## WORK REQUIRED
Because the pictures are not wanted, reproduce the rest of the records below exactly as they stand.

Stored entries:
'''

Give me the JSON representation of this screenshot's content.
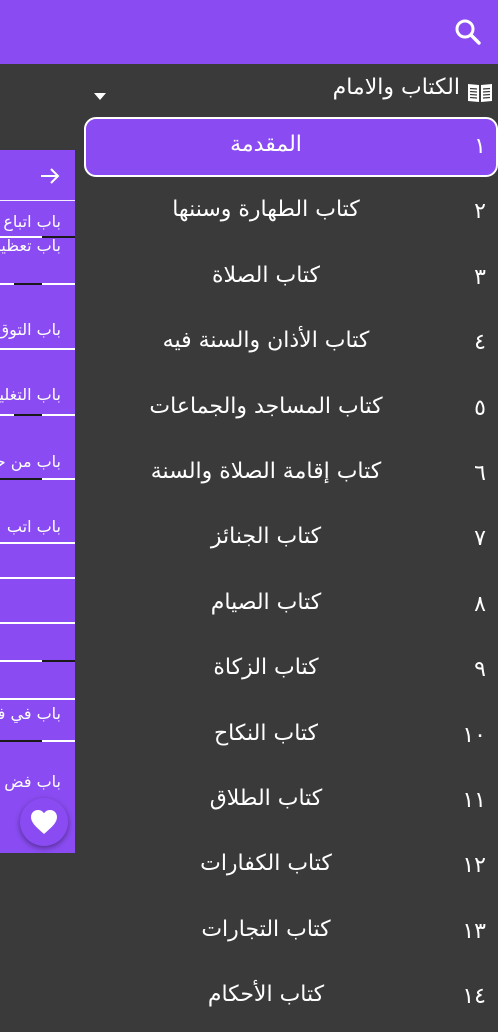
{
  "header": {
    "title": "الكتاب والامام"
  },
  "chapters": [
    {
      "num": "١",
      "title": "المقدمة",
      "active": true
    },
    {
      "num": "٢",
      "title": "كتاب الطهارة وسننها"
    },
    {
      "num": "٣",
      "title": "كتاب الصلاة"
    },
    {
      "num": "٤",
      "title": "كتاب الأذان والسنة فيه"
    },
    {
      "num": "٥",
      "title": "كتاب المساجد والجماعات"
    },
    {
      "num": "٦",
      "title": "كتاب إقامة الصلاة والسنة"
    },
    {
      "num": "٧",
      "title": "كتاب الجنائز"
    },
    {
      "num": "٨",
      "title": "كتاب الصيام"
    },
    {
      "num": "٩",
      "title": "كتاب الزكاة"
    },
    {
      "num": "١٠",
      "title": "كتاب النكاح"
    },
    {
      "num": "١١",
      "title": "كتاب الطلاق"
    },
    {
      "num": "١٢",
      "title": "كتاب الكفارات"
    },
    {
      "num": "١٣",
      "title": "كتاب التجارات"
    },
    {
      "num": "١٤",
      "title": "كتاب الأحكام"
    }
  ],
  "side_panel": {
    "items": [
      {
        "line1": "باب اتباع",
        "line2": "باب تعظيم"
      },
      {
        "line1": "باب التوق",
        "line2": ""
      },
      {
        "line1": "باب التغليظ",
        "line2": ""
      },
      {
        "line1": "باب من حد",
        "line2": ""
      },
      {
        "line1": "باب اتب",
        "line2": ""
      },
      {
        "line1": "",
        "line2": ""
      },
      {
        "line1": "",
        "line2": ""
      },
      {
        "line1": "باب في فض",
        "line2": ""
      },
      {
        "line1": "باب فض",
        "line2": ""
      }
    ]
  },
  "colors": {
    "accent": "#8a4cf2",
    "background": "#3a3a3a",
    "text": "#ffffff"
  }
}
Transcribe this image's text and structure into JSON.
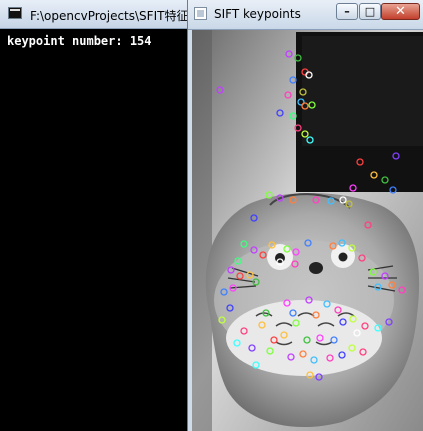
{
  "console_window": {
    "title": "F:\\opencvProjects\\SFIT特征",
    "output": "keypoint number: 154"
  },
  "image_window": {
    "title": "SIFT keypoints",
    "controls": {
      "minimize": "–",
      "maximize": "□",
      "close": "✕"
    }
  },
  "colors": {
    "console_bg": "#000000",
    "console_text": "#ffffff",
    "titlebar": "#c9d8e8",
    "close_button": "#c13f2b"
  }
}
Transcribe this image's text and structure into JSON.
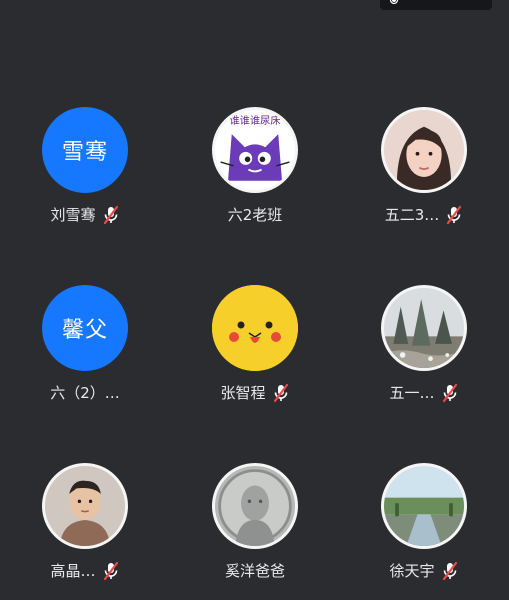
{
  "participants": [
    {
      "name": "刘雪骞",
      "avatar_text": "雪骞",
      "avatar_type": "text",
      "muted": true
    },
    {
      "name": "六2老班",
      "avatar_type": "image",
      "avatar_icon": "purple-cat-avatar",
      "avatar_caption": "谁谁谁尿床",
      "muted": false
    },
    {
      "name": "五二3…",
      "avatar_type": "image",
      "avatar_icon": "woman-photo-avatar",
      "muted": true
    },
    {
      "name": "六（2）…",
      "avatar_text": "馨父",
      "avatar_type": "text",
      "muted": false
    },
    {
      "name": "张智程",
      "avatar_type": "image",
      "avatar_icon": "pikachu-avatar",
      "muted": true
    },
    {
      "name": "五一…",
      "avatar_type": "image",
      "avatar_icon": "snowy-forest-avatar",
      "muted": true
    },
    {
      "name": "高晶…",
      "avatar_type": "image",
      "avatar_icon": "child-photo-avatar",
      "muted": true
    },
    {
      "name": "奚洋爸爸",
      "avatar_type": "image",
      "avatar_icon": "coin-portrait-avatar",
      "muted": false
    },
    {
      "name": "徐天宇",
      "avatar_type": "image",
      "avatar_icon": "canal-landscape-avatar",
      "muted": true
    }
  ],
  "colors": {
    "background": "#2b2c2f",
    "avatar_blue": "#1677ff",
    "mute_red": "#f04848",
    "text": "#e9e9ea"
  }
}
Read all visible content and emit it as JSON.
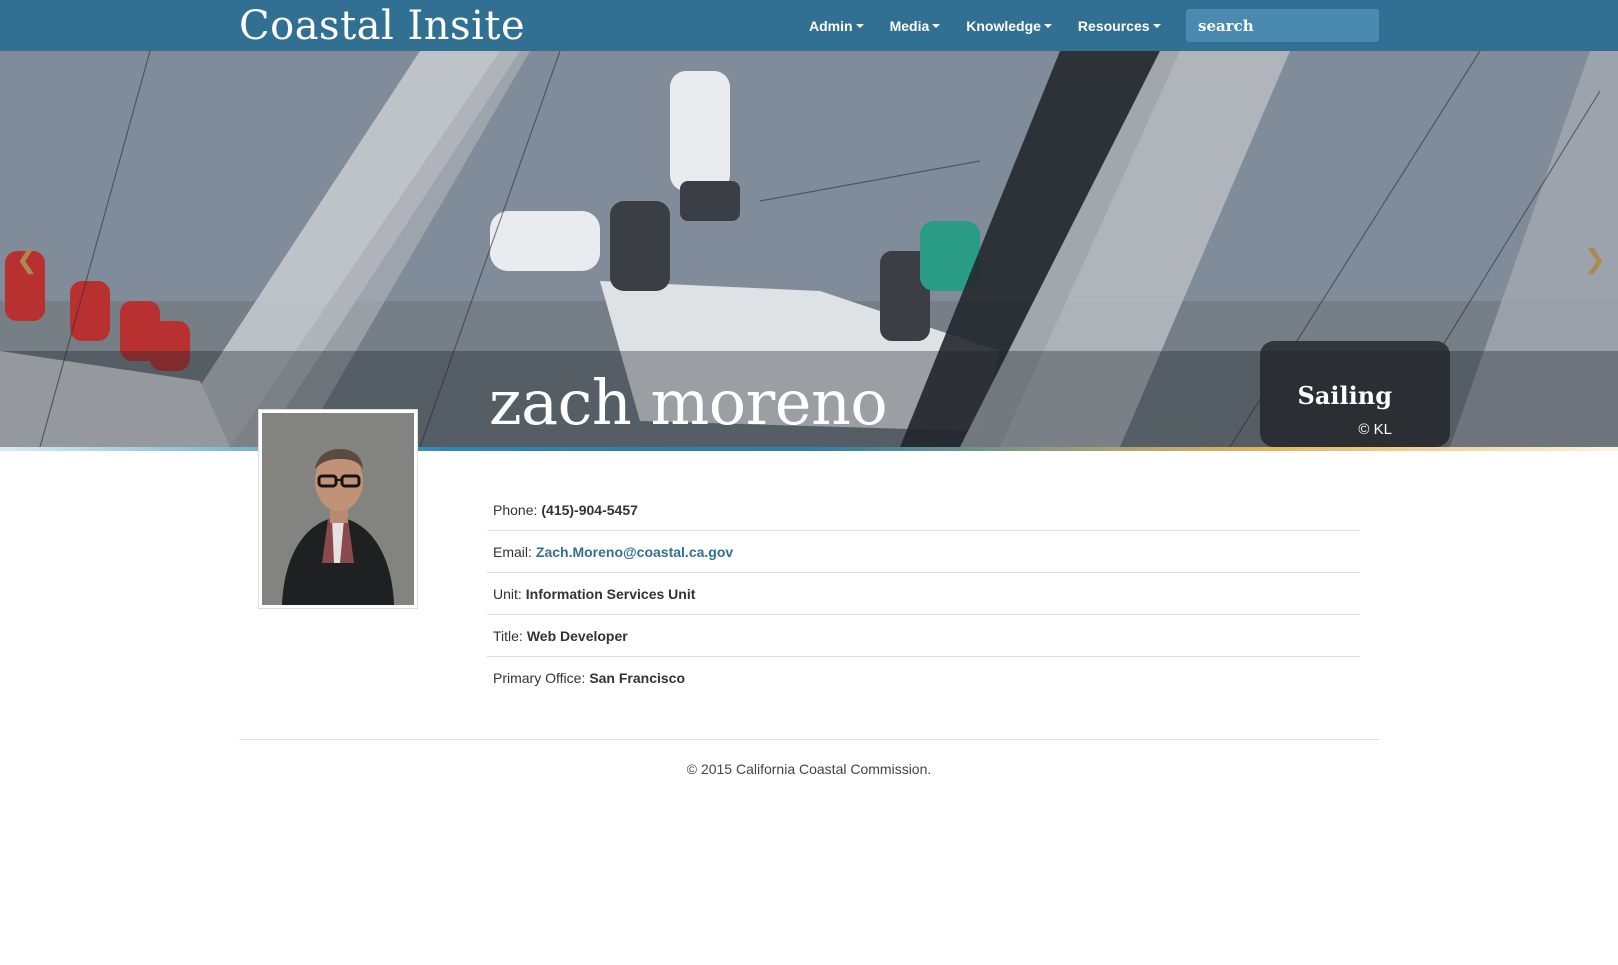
{
  "navbar": {
    "brand": "Coastal Insite",
    "menu": [
      {
        "label": "Admin"
      },
      {
        "label": "Media"
      },
      {
        "label": "Knowledge"
      },
      {
        "label": "Resources"
      }
    ],
    "search": {
      "placeholder": "search"
    },
    "background_color": "#327093"
  },
  "hero": {
    "person_name": "zach moreno",
    "caption_title": "Sailing",
    "caption_credit": "© KL",
    "prev_icon": "chevron-left-icon",
    "next_icon": "chevron-right-icon"
  },
  "profile": {
    "rows": [
      {
        "label": "Phone:",
        "value": "(415)-904-5457"
      },
      {
        "label": "Email:",
        "value": "Zach.Moreno@coastal.ca.gov"
      },
      {
        "label": "Unit:",
        "value": "Information Services Unit"
      },
      {
        "label": "Title:",
        "value": "Web Developer"
      },
      {
        "label": "Primary Office:",
        "value": "San Francisco"
      }
    ],
    "link_color": "#327093"
  },
  "footer": {
    "copyright": "© 2015 California Coastal Commission."
  }
}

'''

## WRITTEN RESPONSE
Give me the JSON representation of this screenshot's content.
{
  "header": {
    "title": "الكتاب والامام"
  },
  "chapters": [
    {
      "num": "١",
      "title": "المقدمة",
      "active": true
    },
    {
      "num": "٢",
      "title": "كتاب الطهارة وسننها"
    },
    {
      "num": "٣",
      "title": "كتاب الصلاة"
    },
    {
      "num": "٤",
      "title": "كتاب الأذان والسنة فيه"
    },
    {
      "num": "٥",
      "title": "كتاب المساجد والجماعات"
    },
    {
      "num": "٦",
      "title": "كتاب إقامة الصلاة والسنة"
    },
    {
      "num": "٧",
      "title": "كتاب الجنائز"
    },
    {
      "num": "٨",
      "title": "كتاب الصيام"
    },
    {
      "num": "٩",
      "title": "كتاب الزكاة"
    },
    {
      "num": "١٠",
      "title": "كتاب النكاح"
    },
    {
      "num": "١١",
      "title": "كتاب الطلاق"
    },
    {
      "num": "١٢",
      "title": "كتاب الكفارات"
    },
    {
      "num": "١٣",
      "title": "كتاب التجارات"
    },
    {
      "num": "١٤",
      "title": "كتاب الأحكام"
    }
  ],
  "side_panel": {
    "items": [
      {
        "line1": "باب اتباع",
        "line2": "باب تعظيم"
      },
      {
        "line1": "باب التوق",
        "line2": ""
      },
      {
        "line1": "باب التغليظ",
        "line2": ""
      },
      {
        "line1": "باب من حد",
        "line2": ""
      },
      {
        "line1": "باب اتب",
        "line2": ""
      },
      {
        "line1": "",
        "line2": ""
      },
      {
        "line1": "",
        "line2": ""
      },
      {
        "line1": "باب في فض",
        "line2": ""
      },
      {
        "line1": "باب فض",
        "line2": ""
      }
    ]
  },
  "colors": {
    "accent": "#8a4cf2",
    "background": "#3a3a3a",
    "text": "#ffffff"
  }
}
Transcribe this image's text and structure into JSON.
{
  "console_window": {
    "title": "F:\\opencvProjects\\SFIT特征",
    "output": "keypoint number: 154"
  },
  "image_window": {
    "title": "SIFT keypoints",
    "controls": {
      "minimize": "–",
      "maximize": "□",
      "close": "✕"
    }
  },
  "colors": {
    "console_bg": "#000000",
    "console_text": "#ffffff",
    "titlebar": "#c9d8e8",
    "close_button": "#c13f2b"
  }
}
Transcribe this image's text and structure into JSON.
{
  "participants": [
    {
      "name": "刘雪骞",
      "avatar_text": "雪骞",
      "avatar_type": "text",
      "muted": true
    },
    {
      "name": "六2老班",
      "avatar_type": "image",
      "avatar_icon": "purple-cat-avatar",
      "avatar_caption": "谁谁谁尿床",
      "muted": false
    },
    {
      "name": "五二3…",
      "avatar_type": "image",
      "avatar_icon": "woman-photo-avatar",
      "muted": true
    },
    {
      "name": "六（2）…",
      "avatar_text": "馨父",
      "avatar_type": "text",
      "muted": false
    },
    {
      "name": "张智程",
      "avatar_type": "image",
      "avatar_icon": "pikachu-avatar",
      "muted": true
    },
    {
      "name": "五一…",
      "avatar_type": "image",
      "avatar_icon": "snowy-forest-avatar",
      "muted": true
    },
    {
      "name": "高晶…",
      "avatar_type": "image",
      "avatar_icon": "child-photo-avatar",
      "muted": true
    },
    {
      "name": "奚洋爸爸",
      "avatar_type": "image",
      "avatar_icon": "coin-portrait-avatar",
      "muted": false
    },
    {
      "name": "徐天宇",
      "avatar_type": "image",
      "avatar_icon": "canal-landscape-avatar",
      "muted": true
    }
  ],
  "colors": {
    "background": "#2b2c2f",
    "avatar_blue": "#1677ff",
    "mute_red": "#f04848",
    "text": "#e9e9ea"
  }
}
Read all visible content and emit it as JSON.
{
  "navbar": {
    "brand": "Coastal Insite",
    "menu": [
      {
        "label": "Admin"
      },
      {
        "label": "Media"
      },
      {
        "label": "Knowledge"
      },
      {
        "label": "Resources"
      }
    ],
    "search": {
      "placeholder": "search"
    },
    "background_color": "#327093"
  },
  "hero": {
    "person_name": "zach moreno",
    "caption_title": "Sailing",
    "caption_credit": "© KL",
    "prev_icon": "chevron-left-icon",
    "next_icon": "chevron-right-icon"
  },
  "profile": {
    "rows": [
      {
        "label": "Phone:",
        "value": "(415)-904-5457"
      },
      {
        "label": "Email:",
        "value": "Zach.Moreno@coastal.ca.gov"
      },
      {
        "label": "Unit:",
        "value": "Information Services Unit"
      },
      {
        "label": "Title:",
        "value": "Web Developer"
      },
      {
        "label": "Primary Office:",
        "value": "San Francisco"
      }
    ],
    "link_color": "#327093"
  },
  "footer": {
    "copyright": "© 2015 California Coastal Commission."
  }
}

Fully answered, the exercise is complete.